This paper examines the interconnections between housing wealth, returns to education and retirement trajectories of the ageing baby-boomer generation. In particular, it explores the substantial, unprecedented but highly uneven pattern of housing wealth accumulation enjoyed by the post-war ‘generation own’. There is also a positive and systematic relationship between income levels and levels of housing wealth across this generation. These new relationships between the length of the earning working life, income, education and housing wealth are assuming progressively greater importance with societal ageing signalling growing inequalities within older cohorts and their differentiated patterns into retirement. By bringing housing wealth more fully into the equation, this paper attempts to go beyond conventional indicators of income, qualification and nominal retirement age to analyse retirement inequalities. Drawing on data from the UK census, governments surveys and other secondary sources as well as setting in the context of trends in other home-owning societies, it examines these relationships via three contrasting ‘biographies’ of the post-war babyboomers: ‘Equity rich intelligentsia’ (highly-educated older individuals who own multiple properties and work longer in the knowledge economy), ‘Moderate equity retired’ (retired early and using housing equity to meet welfare need in old age) and ‘Equity poor workers’ (less-qualified homeowners with mortgage debts who continue to work for financial necessity). In doing so, it offers new perspectives on processes of social stratification and the widening of inequalities in contemporary Europe.
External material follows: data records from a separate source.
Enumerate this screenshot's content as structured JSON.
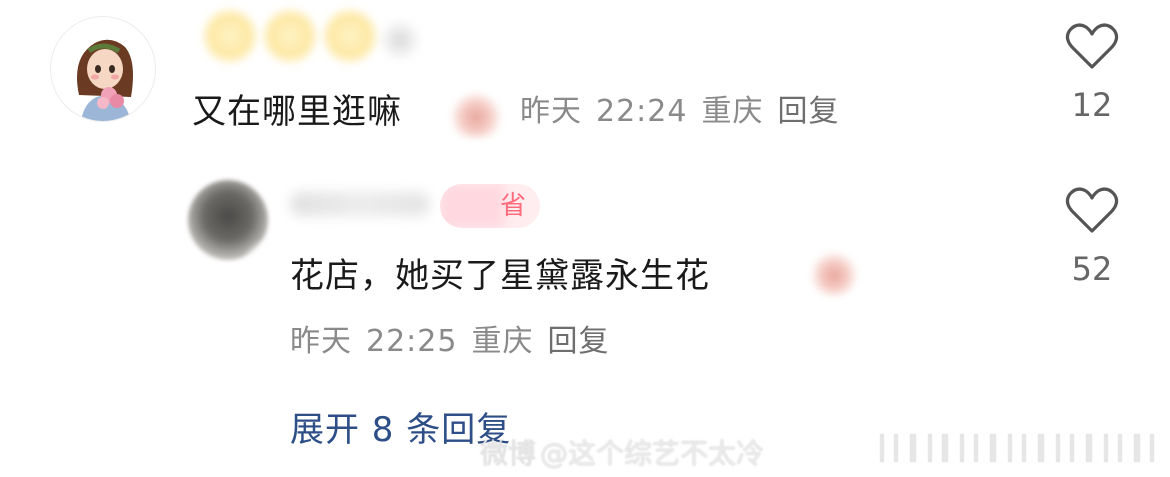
{
  "comment_main": {
    "text_visible": "又在哪里逛嘛",
    "meta_time_partial": "昨天",
    "meta_clock": "22:24",
    "meta_location": "重庆",
    "reply_label": "回复",
    "likes": "12"
  },
  "reply_comment": {
    "badge_partial": "省",
    "text": "花店，她买了星黛露永生花",
    "meta_time": "昨天",
    "meta_clock": "22:25",
    "meta_location": "重庆",
    "reply_label": "回复",
    "likes": "52"
  },
  "expand_replies": {
    "label": "展开 8 条回复"
  },
  "watermark": {
    "logo": "微博",
    "handle": "@这个综艺不太冷"
  },
  "colors": {
    "text": "#1a1a1a",
    "meta": "#8a8a8a",
    "expand_link": "#2d4e87",
    "like_icon": "#555555"
  },
  "icons": [
    "heart-outline-icon",
    "heart-outline-icon",
    "weibo-logo-icon"
  ]
}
|Publication status||Published - Aug 2019|
|Event||14th European Sociological Association Conference: Europe and Beyond : Boundaries, Barriers and Belonging - Manchester, United Kingdom|
Duration: 20 Aug 2019 → 23 Aug 2019
|Conference||14th European Sociological Association Conference|
|Period||20/08/19 → 23/08/19|